• Kieran Burt

Desert Sky: An Interview with Director David Hartstone and Star Lexa Gluck


Writer Kieran Burt chats to David Hartstone, the director of Desert Sky, and Lexa Gluck, who plays the lead character, to discuss the short film…


What inspired you to make the project?

David Hartstone (D): Both myself and Lexa come from a creative background, and during the time of the pandemic, things were looking bleak and felt dangerous and scary, but within that we knew there was magic. I wanted to develop a dynamic, complicated female heroine for Lexa. So that’s where the first seeds of the idea were planted. A dangerous, scary, bleak and desolate world, with magic bubbling under the surface.

Lexa Gluck (L): David and I have been looking to do something that was larger than life, sci-fi, and inspired by Laura Dern and Jurassic Park. We wanted a really strong and complicated almost anti-hero. As a woman turning 30, societal pressures of being a mother and having a family, but still feeling like there is so much more of yourself to find. So putting my experience into a different world and bringing our audience to this spectacular location but still dealing with relevant feminine issues - that’s what really inspired me.


One of my favourite effects in the short was the elongating of the motorcycle’s headlight to give it an otherworldly feel whilst on a budget. Were there any other effects like that?


D: Yes. The project was driven by necessity and that breeds innovation. We were planning to CGI out the bike, and create a whole new transport, but the simplest execution ended up being the most effective. Plus, the bike looks really beautiful - once we got to set, we realised we couldn’t edit it out.

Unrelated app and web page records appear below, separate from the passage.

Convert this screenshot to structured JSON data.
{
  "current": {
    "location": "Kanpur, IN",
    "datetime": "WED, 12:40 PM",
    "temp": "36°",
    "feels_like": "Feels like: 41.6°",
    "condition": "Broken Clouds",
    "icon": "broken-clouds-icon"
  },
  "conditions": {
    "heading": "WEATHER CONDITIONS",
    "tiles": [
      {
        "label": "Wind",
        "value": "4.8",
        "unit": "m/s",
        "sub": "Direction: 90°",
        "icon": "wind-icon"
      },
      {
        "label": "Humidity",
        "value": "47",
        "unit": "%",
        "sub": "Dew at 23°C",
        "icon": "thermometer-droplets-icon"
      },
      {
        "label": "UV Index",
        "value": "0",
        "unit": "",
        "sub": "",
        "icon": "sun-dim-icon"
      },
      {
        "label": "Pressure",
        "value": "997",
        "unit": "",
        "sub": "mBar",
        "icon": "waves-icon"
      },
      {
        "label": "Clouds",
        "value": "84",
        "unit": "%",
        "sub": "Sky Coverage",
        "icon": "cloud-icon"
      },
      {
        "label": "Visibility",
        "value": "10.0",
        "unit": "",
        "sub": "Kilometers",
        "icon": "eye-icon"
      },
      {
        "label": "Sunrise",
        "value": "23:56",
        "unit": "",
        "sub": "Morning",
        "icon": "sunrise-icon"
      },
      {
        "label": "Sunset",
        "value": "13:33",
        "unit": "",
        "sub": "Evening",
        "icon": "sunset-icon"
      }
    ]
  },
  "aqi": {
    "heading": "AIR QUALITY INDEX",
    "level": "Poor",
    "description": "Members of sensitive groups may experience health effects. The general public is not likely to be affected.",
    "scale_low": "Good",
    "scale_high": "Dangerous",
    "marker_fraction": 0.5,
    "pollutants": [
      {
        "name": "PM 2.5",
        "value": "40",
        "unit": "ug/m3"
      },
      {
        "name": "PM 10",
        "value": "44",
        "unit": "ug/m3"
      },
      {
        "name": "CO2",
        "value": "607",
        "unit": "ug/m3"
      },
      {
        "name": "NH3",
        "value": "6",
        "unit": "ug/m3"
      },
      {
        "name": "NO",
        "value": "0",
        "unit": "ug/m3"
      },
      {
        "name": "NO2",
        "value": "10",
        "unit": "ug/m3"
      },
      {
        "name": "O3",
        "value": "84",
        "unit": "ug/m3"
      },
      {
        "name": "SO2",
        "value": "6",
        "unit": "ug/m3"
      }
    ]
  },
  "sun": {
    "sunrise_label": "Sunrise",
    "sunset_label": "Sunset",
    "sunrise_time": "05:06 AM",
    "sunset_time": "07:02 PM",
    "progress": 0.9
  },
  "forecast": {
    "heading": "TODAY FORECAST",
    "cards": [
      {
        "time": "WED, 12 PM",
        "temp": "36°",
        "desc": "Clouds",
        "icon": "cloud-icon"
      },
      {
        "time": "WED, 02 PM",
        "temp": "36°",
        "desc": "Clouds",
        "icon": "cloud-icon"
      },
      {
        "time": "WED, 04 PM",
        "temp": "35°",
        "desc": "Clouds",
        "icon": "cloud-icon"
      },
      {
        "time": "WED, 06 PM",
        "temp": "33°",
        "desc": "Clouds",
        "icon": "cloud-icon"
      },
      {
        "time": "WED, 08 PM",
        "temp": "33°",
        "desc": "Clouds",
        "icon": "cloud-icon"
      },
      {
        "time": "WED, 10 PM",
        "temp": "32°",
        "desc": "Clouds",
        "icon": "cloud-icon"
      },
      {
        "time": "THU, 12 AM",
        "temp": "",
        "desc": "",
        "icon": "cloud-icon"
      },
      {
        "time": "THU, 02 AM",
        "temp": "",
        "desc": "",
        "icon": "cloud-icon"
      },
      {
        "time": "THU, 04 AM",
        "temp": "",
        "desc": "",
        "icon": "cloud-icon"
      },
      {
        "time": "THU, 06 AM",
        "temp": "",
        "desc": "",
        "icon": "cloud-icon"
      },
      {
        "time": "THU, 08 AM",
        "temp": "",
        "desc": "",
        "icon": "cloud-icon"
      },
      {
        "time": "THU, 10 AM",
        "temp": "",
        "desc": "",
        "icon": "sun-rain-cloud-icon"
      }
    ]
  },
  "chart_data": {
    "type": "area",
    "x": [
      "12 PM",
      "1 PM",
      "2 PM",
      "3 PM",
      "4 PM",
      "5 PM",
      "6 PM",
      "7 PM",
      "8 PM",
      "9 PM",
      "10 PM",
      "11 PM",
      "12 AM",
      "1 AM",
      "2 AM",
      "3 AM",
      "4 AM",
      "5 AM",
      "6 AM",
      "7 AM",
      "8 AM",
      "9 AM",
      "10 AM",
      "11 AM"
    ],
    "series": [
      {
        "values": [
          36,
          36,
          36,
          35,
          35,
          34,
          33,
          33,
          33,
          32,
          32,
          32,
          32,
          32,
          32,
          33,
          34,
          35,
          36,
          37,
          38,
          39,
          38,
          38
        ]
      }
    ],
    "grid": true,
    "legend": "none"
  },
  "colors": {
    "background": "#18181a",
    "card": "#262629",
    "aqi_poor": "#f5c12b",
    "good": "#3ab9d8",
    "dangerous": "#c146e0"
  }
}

We are completely self-funded, we did a lot of fundraising to make this happen. We had to leverage the story and the world to get people who were willing to give their time. We couldn’t have done it without everybody who was involved, because everyone brought their genius and dedication in a way we couldn’t repay or thank enough.

It was just a three day shoot, but those three days were a lifetime. When we got home, we wanted to go back and do it again

L: One of our set-pieces inspired the ending of the film, once we went out on location…


D: As an indie filmmaker you have to stay malleable. When you find an actor, you tweak the script. When you find a prop, you tweak the script. When you find the location you tweak the script. Everything gets changed to fit the intense time, budgetary and safety restrictions. We were out there in very wild conditions, during a pandemic. Keeping everybody safe handling 30 to 40 mile-an-hour wind and sandstorms. There’s a lot of risk but a lot of reward.

L. It was such a dream to shoot on location and bring the whole team out there.


D. It was such an adventure. It was just a three day shoot, but those three days were a lifetime. When we got home, we wanted to go back and do it again.

Even though we’re on this other planet, dealing with enchanted flowers and all manner of sci-fi concepts, we’re still dealing with the complexities of humanity

What’s it like having your film premiere at the Dancing With Films Festival?


D: Dances With Films has been a dream festival of ours for years. We would look in on the festival, thinking that we had to make something good enough to get there. Every year we challenge ourselves to push a bit further. Desert Sky is our most ambitious project so far. This is something that we have wanted for a long time.

L: I’m really excited. This has been such a passion project and my favourite role to date. I'm really excited for everyone else to see the film and hear their reactions. I’m looking forward to seeing these beautiful cinematic shots that David and our amazing Director of Photography Stephen Vanderpool composed. Every shot is like a painting. I’m really happy with my performance, it’s really dynamic and it shows a different side of femininity and the strength and grit needed to survive a desolate landscape.


You mentioned wanting to show a feminine side and relating the film to earthly struggles, and this explores the effects of parents separating on their child. Was there an intent to dive into that?


D: It’s a tale as old as time: two households, both alike in dignity. We wanted to show two worlds apart, and people having to trade lives. It’s about being split, and family and trust and love. Those themes for me are really important and I want to explore them in different types of genres.


L: Even though we’re on this other planet, dealing with enchanted flowers and all manner of sci-fi concepts, we’re still dealing with the complexities of humanity, what is best for ourselves and what is best for our children. It’s the reflection of the younger generation and older generation, dealing with these family dynamics in a heightened situation.

Desert Sky is always something that we are coming back to - we have a lot of this world planned out

Does the labelling of the short as a pilot mean we get to see more of the world? And if not, what comes next?


D: Desert Sky is always something that we are coming back to - we have a lot of this world planned out. We have several projects in development; our dream is to make a feature film, that’s at the top of our list. But we have lots of ideas and lots of places for our characters to go.


Desert Sky is showing at the Dances With Films festival